(Exercise objective) Among the records below, find the lines with the word "this" and copy them.

Component data from apps and pages:
Segment Open
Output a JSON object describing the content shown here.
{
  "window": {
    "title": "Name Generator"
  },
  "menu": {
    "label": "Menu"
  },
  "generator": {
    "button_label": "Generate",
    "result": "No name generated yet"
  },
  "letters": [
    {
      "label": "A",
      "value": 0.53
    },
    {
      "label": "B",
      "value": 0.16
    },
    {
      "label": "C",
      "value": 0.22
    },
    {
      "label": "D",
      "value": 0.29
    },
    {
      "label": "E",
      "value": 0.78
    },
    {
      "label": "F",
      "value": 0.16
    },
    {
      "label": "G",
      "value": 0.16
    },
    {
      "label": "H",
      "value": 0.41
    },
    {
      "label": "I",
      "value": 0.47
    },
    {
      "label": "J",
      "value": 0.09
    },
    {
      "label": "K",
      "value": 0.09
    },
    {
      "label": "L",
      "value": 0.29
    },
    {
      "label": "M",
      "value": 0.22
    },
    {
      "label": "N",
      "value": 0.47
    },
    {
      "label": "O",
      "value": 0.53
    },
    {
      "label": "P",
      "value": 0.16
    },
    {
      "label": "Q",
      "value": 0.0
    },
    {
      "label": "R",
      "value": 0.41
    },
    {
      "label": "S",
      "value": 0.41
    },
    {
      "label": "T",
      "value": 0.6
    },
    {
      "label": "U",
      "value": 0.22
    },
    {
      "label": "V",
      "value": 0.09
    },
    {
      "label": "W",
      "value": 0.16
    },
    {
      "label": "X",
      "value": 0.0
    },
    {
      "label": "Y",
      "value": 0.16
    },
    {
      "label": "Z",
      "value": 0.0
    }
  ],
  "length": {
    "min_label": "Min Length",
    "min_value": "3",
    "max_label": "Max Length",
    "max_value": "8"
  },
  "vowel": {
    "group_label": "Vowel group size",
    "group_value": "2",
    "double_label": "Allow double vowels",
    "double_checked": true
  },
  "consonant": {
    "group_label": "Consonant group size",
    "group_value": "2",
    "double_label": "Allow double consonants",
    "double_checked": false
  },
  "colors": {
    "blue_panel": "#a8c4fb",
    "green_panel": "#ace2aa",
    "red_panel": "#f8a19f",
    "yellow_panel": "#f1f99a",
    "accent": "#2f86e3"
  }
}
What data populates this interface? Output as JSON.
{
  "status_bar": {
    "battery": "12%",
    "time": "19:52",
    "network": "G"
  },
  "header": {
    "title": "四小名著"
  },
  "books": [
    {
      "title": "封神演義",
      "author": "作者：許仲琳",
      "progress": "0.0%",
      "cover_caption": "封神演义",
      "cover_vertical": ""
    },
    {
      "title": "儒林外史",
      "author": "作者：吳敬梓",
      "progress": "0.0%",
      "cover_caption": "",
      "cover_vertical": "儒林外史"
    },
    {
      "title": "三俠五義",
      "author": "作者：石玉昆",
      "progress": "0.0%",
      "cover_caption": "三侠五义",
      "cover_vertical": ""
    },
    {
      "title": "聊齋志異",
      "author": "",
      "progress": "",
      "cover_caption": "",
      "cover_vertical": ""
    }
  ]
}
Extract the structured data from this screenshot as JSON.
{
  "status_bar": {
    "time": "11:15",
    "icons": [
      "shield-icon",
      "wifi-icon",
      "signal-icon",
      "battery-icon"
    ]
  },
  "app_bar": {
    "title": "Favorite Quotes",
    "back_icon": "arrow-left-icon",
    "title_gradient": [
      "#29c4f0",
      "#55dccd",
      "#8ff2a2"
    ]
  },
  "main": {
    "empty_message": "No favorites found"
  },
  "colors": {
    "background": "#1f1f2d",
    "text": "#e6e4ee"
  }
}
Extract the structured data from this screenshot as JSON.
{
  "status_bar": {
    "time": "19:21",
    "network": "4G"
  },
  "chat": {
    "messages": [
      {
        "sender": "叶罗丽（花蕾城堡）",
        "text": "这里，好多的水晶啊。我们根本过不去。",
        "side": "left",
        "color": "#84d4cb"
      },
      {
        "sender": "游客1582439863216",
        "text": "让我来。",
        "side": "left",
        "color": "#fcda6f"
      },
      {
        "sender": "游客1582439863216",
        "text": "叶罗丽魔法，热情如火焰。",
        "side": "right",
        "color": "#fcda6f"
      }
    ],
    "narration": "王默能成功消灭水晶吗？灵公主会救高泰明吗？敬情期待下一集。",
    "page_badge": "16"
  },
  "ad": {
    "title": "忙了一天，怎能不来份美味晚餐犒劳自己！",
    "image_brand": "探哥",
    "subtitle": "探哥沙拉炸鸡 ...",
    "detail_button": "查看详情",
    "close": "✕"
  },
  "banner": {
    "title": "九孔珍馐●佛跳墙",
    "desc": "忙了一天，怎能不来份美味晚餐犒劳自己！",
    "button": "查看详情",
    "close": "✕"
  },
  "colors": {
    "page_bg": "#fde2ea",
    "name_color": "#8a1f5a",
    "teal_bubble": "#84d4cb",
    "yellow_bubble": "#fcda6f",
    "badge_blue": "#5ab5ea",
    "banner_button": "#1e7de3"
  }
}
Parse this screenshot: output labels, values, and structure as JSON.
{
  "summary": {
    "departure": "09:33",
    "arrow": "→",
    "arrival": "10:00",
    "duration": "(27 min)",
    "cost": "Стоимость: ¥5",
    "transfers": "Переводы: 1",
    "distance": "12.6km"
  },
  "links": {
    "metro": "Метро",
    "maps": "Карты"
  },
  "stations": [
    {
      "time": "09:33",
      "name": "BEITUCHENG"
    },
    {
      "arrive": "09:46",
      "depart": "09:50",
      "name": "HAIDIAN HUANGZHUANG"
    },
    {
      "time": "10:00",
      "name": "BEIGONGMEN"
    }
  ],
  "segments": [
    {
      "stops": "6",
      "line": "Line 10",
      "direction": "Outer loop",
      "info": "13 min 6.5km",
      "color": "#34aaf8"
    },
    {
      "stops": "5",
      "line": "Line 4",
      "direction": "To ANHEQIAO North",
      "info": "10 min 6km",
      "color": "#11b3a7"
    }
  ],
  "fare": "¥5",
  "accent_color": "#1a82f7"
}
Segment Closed
(Written response)
What data populates this interface? Output as JSON.
Extract the structured data from this screenshot as JSON.
Extract the structured data from this screenshot as JSON.
Parse this screenshot: output labels, values, and structure as JSON.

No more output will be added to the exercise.